What has replaced that economy is one that is dominated by foreign aid and foreign investors. All over the developing world, governments that have a good relationship with these two are generally assured of some sort of security of tenure.

In fact, in many of the countries on the African continent where people have risen up, the story is incomplete without the hand of global powers who would like to remove leaders who insist on independence and replace them with stooges. The stooges will be pampered and protected.
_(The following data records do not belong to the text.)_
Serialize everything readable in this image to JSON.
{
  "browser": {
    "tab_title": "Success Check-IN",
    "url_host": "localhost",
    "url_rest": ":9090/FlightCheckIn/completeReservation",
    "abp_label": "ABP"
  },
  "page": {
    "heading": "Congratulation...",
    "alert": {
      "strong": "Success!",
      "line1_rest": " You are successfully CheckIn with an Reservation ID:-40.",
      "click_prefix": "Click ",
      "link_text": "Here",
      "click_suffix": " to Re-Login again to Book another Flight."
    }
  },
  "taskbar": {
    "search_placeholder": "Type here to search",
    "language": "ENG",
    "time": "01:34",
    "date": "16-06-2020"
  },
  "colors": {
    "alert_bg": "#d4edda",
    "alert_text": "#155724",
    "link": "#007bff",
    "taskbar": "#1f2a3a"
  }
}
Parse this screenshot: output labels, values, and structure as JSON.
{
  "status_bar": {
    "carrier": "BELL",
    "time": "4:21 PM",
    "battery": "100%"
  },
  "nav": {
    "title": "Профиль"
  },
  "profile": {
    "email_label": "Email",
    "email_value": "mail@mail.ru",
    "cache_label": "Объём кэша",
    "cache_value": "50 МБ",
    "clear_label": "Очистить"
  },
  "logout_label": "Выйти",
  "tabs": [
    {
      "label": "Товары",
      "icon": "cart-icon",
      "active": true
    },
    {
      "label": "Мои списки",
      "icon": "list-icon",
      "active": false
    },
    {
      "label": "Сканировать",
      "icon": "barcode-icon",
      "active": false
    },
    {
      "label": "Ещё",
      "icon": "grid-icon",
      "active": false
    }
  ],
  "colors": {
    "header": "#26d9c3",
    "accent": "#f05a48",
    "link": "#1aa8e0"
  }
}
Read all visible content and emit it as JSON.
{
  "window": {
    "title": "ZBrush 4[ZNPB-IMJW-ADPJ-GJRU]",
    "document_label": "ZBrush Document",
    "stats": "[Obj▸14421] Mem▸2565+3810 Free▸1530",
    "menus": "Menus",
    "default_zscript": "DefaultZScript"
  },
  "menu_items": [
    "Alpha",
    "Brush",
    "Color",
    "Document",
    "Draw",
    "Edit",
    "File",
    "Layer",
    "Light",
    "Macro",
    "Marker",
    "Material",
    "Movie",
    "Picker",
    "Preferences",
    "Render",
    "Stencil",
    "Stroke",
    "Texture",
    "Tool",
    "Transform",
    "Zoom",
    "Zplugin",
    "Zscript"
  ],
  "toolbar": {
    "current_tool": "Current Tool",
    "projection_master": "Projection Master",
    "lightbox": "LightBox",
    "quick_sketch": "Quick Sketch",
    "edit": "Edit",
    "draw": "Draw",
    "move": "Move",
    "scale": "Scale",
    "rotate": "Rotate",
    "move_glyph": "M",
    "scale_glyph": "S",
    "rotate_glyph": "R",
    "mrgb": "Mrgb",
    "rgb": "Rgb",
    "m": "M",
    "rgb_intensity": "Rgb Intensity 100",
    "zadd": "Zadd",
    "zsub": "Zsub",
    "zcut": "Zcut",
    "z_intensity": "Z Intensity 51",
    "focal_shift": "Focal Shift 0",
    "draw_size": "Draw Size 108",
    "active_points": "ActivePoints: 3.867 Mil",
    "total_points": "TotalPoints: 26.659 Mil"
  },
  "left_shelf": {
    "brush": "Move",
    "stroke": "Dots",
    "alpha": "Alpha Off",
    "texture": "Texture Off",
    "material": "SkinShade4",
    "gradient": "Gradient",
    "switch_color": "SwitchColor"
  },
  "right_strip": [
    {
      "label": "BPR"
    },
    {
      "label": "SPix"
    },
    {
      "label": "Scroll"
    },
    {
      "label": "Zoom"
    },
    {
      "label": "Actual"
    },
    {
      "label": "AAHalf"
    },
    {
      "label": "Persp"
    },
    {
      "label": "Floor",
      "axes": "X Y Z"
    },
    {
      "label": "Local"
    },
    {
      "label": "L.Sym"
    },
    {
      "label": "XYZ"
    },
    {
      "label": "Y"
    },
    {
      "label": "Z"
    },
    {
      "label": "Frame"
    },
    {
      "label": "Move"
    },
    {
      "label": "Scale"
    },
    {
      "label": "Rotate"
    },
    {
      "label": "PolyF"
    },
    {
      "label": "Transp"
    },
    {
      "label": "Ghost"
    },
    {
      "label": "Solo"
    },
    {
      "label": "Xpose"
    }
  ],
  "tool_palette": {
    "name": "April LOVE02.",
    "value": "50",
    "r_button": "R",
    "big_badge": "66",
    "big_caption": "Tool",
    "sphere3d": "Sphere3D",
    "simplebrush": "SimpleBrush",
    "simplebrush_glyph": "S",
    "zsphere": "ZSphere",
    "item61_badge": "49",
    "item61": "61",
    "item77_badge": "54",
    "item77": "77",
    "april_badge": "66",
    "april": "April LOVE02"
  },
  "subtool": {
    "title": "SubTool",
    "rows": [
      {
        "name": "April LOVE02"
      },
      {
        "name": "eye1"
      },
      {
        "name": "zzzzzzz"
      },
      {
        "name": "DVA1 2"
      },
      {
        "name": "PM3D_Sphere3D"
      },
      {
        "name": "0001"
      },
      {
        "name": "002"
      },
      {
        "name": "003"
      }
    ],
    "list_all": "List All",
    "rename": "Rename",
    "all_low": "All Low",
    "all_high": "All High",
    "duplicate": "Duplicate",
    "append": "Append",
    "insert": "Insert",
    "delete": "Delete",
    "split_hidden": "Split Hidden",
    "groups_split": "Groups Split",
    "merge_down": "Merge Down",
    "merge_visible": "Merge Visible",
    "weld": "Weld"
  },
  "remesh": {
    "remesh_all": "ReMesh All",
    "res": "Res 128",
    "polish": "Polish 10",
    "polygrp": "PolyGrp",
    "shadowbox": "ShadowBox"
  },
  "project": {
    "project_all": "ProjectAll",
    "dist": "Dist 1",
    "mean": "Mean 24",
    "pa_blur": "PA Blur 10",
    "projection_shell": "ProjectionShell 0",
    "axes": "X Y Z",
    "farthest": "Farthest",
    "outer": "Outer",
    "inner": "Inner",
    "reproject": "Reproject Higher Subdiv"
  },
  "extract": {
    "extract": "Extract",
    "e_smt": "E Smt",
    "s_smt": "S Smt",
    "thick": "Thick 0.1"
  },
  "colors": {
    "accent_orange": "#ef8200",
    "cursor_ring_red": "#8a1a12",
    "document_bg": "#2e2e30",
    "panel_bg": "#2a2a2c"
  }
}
The intervention of the French to shore up governments in its former colonies in West Africa is an overt example.

In other countries, Opposition figures will be facilitated financially, threatened with sanctions and the prosecution at the International Criminal Court if they don’t, for instance, accept rigged election results. This is to stop them from shaking the table on which the drinks of their leader of choice are served.

So the donor, who lends and makes money off their loans, ensures a stable government to protect their deposit. They will intervene in provision of social services like health, education, transport and clean water to pacify potential anger. The same applies to the investor who will help finance the government to keep it in place for the smooth running of their business and besides all being foreign cannot dream of rebelling against their host. The government in turn grants them endless favors that helps them crowd out the locals.

Now as the major employers they will ensure that trouble causers against the government in their companies are cowed.

The ones not employed by foreign capitalists have flooded the informal sector. Here they find solace in cutting corners to make ends meet and shoulder themselves against the force of bad governance. Instead of getting angry because of the lack of social service, one does not pay all their dues to the government and uses this ‘saving’ to take care of themselves.

This informal sector is a bane for social organisations that put pressure on governments. People cannot be mobilised under trade unions like it happens in countries where there have been successful uprisings especially in urban areas because they are not legally defined. Lone rangers cannot be easily brought together with unity of purpose as the main goal. They are easily infiltrated, manipulated, politicised and divided.

You can see the chaos in the various taxi, boda boda and market management organisations. The lack of cohesion renders them useless as a force to be mobilised against bad governance.

This lack of oneness of purpose runs through almost all organisations that historically have been a thorn in the side of governments. The farmers, the teachers, the doctors, the artisans, the fishermen, the religious groupings and the university students have all been skewed or patronised and placed on a payroll as Saccos.

The donation of money and material things like cars for bishops castrates them into subservience. Only a fool bites the hand the feeds them.

Then we have the all important issue of trust. When the NRM landed in Kampala in January 1986 and announced the fundamental change, many people took them seriously. They were given not just the benefit of doubt but a wholesale gamble because of where Uganda had been since Independence. There was a general consensus that we had to cut our losses and start afresh. Uganda was like the Biblical hungry man to whom even bitter things taste sweet. So we accepted banning of political parties. The currency reforms. The brutal prosecution of the war in Northern Uganda etc.

Now 36 years later we are almost back to square one. Elections are disputed. You have people imprisoned and tortured. There are complaints about impropriety and distribution of national resources; the very things that led to a deadly five-year war.

It will be hard to convince anyone that a politician, any politician, is up to any societal good beyond self aggrandizement.

This cynicism will for many years to come help the NRM celebrate many more liberations days like they did last week.

Mr Sengoba is a commentator on political and social issues
Twitter: @nsengoba